■ **TASK DIRECTIONS**
From the records below, pull each line that has "quality".

■ **Records drawn from a dataset**
++++++++
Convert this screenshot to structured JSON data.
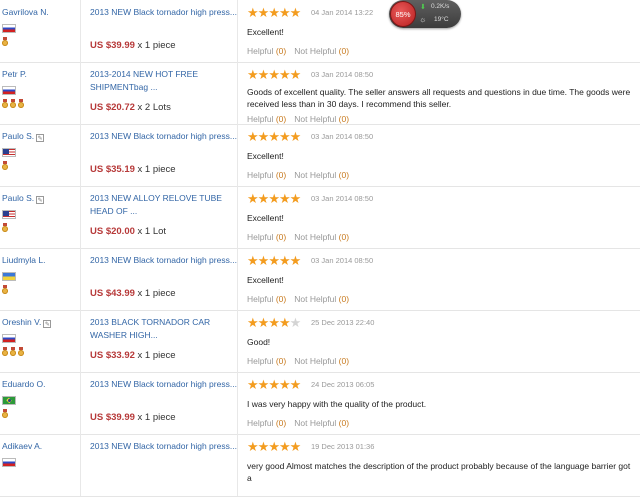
{
  "reviews": [
    {
      "buyer": "Gavrilova N.",
      "edit": false,
      "flag": "ru",
      "medals": 1,
      "product": "2013 NEW Black tornador high press...",
      "price": "US $39.99",
      "qty": "x 1 piece",
      "stars": 5,
      "date": "04 Jan 2014 13:22",
      "text": "Excellent!",
      "helpful": "Helpful",
      "helpful_count": "(0)",
      "not_helpful": "Not Helpful",
      "not_helpful_count": "(0)"
    },
    {
      "buyer": "Petr P.",
      "edit": false,
      "flag": "ru",
      "medals": 3,
      "product": "2013-2014 NEW HOT FREE SHIPMENTbag ...",
      "price": "US $20.72",
      "qty": "x 2 Lots",
      "stars": 5,
      "date": "03 Jan 2014 08:50",
      "text": "Goods of excellent quality. The seller answers all requests and questions in due time. The goods were received less than in 30 days. I recommend this seller.",
      "helpful": "Helpful",
      "helpful_count": "(0)",
      "not_helpful": "Not Helpful",
      "not_helpful_count": "(0)"
    },
    {
      "buyer": "Paulo S.",
      "edit": true,
      "flag": "us",
      "medals": 1,
      "product": "2013 NEW Black tornador high press...",
      "price": "US $35.19",
      "qty": "x 1 piece",
      "stars": 5,
      "date": "03 Jan 2014 08:50",
      "text": "Excellent!",
      "helpful": "Helpful",
      "helpful_count": "(0)",
      "not_helpful": "Not Helpful",
      "not_helpful_count": "(0)"
    },
    {
      "buyer": "Paulo S.",
      "edit": true,
      "flag": "us",
      "medals": 1,
      "product": "2013 NEW ALLOY RELOVE TUBE HEAD OF ...",
      "price": "US $20.00",
      "qty": "x 1 Lot",
      "stars": 5,
      "date": "03 Jan 2014 08:50",
      "text": "Excellent!",
      "helpful": "Helpful",
      "helpful_count": "(0)",
      "not_helpful": "Not Helpful",
      "not_helpful_count": "(0)"
    },
    {
      "buyer": "Liudmyla L.",
      "edit": false,
      "flag": "ua",
      "medals": 1,
      "product": "2013 NEW Black tornador high press...",
      "price": "US $43.99",
      "qty": "x 1 piece",
      "stars": 5,
      "date": "03 Jan 2014 08:50",
      "text": "Excellent!",
      "helpful": "Helpful",
      "helpful_count": "(0)",
      "not_helpful": "Not Helpful",
      "not_helpful_count": "(0)"
    },
    {
      "buyer": "Oreshin V.",
      "edit": true,
      "flag": "ru",
      "medals": 3,
      "product": "2013 BLACK TORNADOR CAR WASHER HIGH...",
      "price": "US $33.92",
      "qty": "x 1 piece",
      "stars": 4,
      "date": "25 Dec 2013 22:40",
      "text": "Good!",
      "helpful": "Helpful",
      "helpful_count": "(0)",
      "not_helpful": "Not Helpful",
      "not_helpful_count": "(0)"
    },
    {
      "buyer": "Eduardo O.",
      "edit": false,
      "flag": "br",
      "medals": 1,
      "product": "2013 NEW Black tornador high press...",
      "price": "US $39.99",
      "qty": "x 1 piece",
      "stars": 5,
      "date": "24 Dec 2013 06:05",
      "text": "I was very happy with the quality of the product.",
      "helpful": "Helpful",
      "helpful_count": "(0)",
      "not_helpful": "Not Helpful",
      "not_helpful_count": "(0)"
    },
    {
      "buyer": "Adikaev A.",
      "edit": false,
      "flag": "ru",
      "medals": 0,
      "product": "2013 NEW Black tornador high press...",
      "price": "",
      "qty": "",
      "stars": 5,
      "date": "19 Dec 2013 01:36",
      "text": "very good Almost matches the description of the product probably because of the language barrier got a",
      "helpful": "",
      "helpful_count": "",
      "not_helpful": "",
      "not_helpful_count": ""
    }
  ],
  "widget": {
    "cpu": "85%",
    "net_up_icon": "arrow-up-icon",
    "net_speed": "0.2K/s",
    "weather_icon": "sun-icon",
    "temperature": "19°C"
  }
}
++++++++
■ **SOLUTION TO THE EXERCISE**
      "text": "Goods of excellent quality. The seller answers all requests and questions in due time. The goods were received less than in 30 days. I recommend this seller.",
      "text": "I was very happy with the quality of the product.",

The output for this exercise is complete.